Americans with Disabilities Act of 1990
The Americans with Disabilities Act of 1990 is a law that was enacted by the U.S. Congress in 1990. It was signed into law on July 26, 1990, by President George H. W. Bush, and later amended with changes effective January 1, 2009....
. Therapy dogs do not provide direct assistance and are not mentioned in the Americans with Disabilities Act. Institutions may invite, limit, or prohibit access by therapy dogs. If allowed, many institutions have rigorous requirements for therapy dogs.
Many organizations provide testing and accreditation for therapy dogs. In the United States, some organizations require that a dog pass the equivalent of the American Kennel Club

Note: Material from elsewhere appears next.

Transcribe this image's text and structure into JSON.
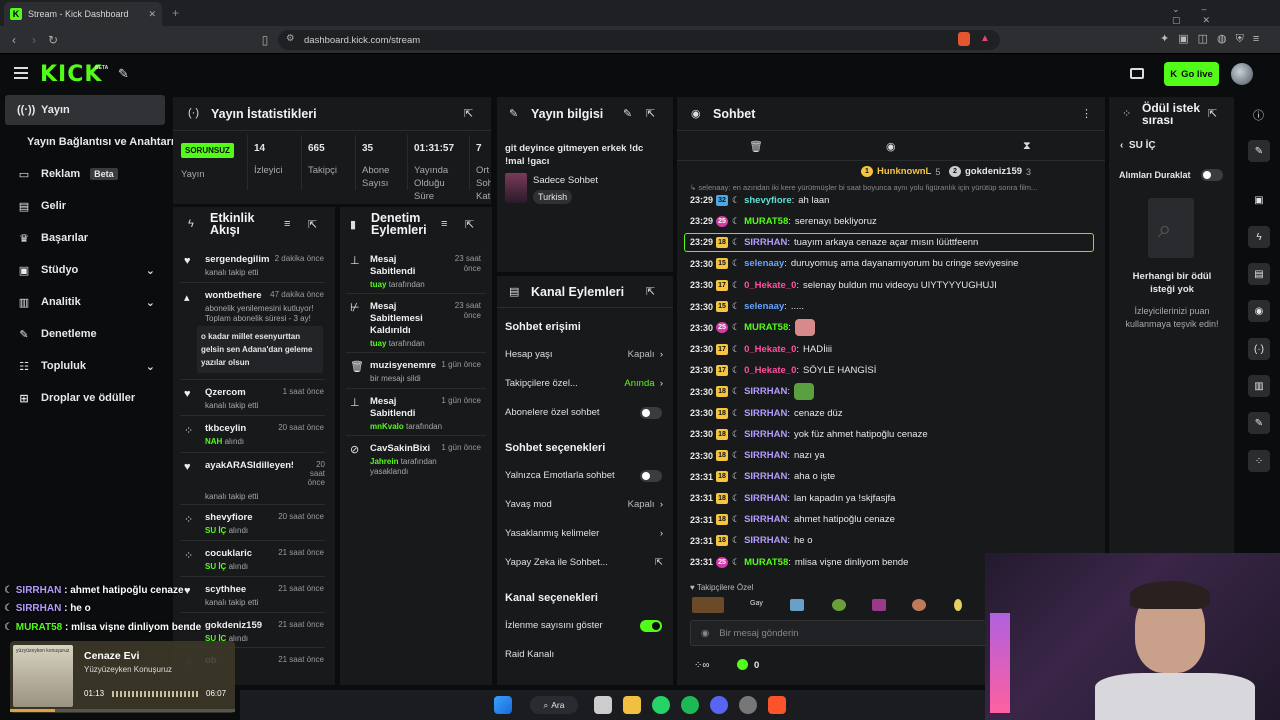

American Kennel Club
The American Kennel Club is a registry of purebred dog pedigrees in the United States. Beyond maintaining its pedigree registry, this kennel club also promotes and sanctions events for purebred dogs, including the Westminster Kennel Club Dog Show, an annual event which predates the official...
's Canine Good Citizen
Canine Good Citizen
The Canine Good Citizen program, established in 1989, is an American Kennel Club program to promote responsible dog ownership and to encourage the training of well-mannered dogs...
test and then add further requirements specific to the environments in which the dogs will be working. Other organizations have their own testing requirements. Typical tests might ensure that a dog can handle sudden loud or strange noises; can walk on assorted unfamiliar surfaces comfortably; are not frightened by people with canes, wheelchairs, or unusual styles of walking or moving; get along well with children and with the elderly; and so on.
In Canada, St John Ambulance provides therapy dog certification.
In the UK Pets As Therapy (PAT) provides visiting dogs and cats to establishments where pets are otherwise not available.
- Canine Good Citizen test requirements
- The Alpha Society, Inc.
- Canine Assisted Therapy, Inc.
- National Geographic News article
- Therapy Dogs International (Organization started by Elaine Smith)
- Caring Canine Doctor Dogs and Professor Dogs
- Therapy Dogs Inc
- Intermountain Therapy Animals
- Therapy Dogs United, Inc.
- MN Therapy Animals
- The Tyler Foundation's "Shine On! Therapy Dog Program" (Japan)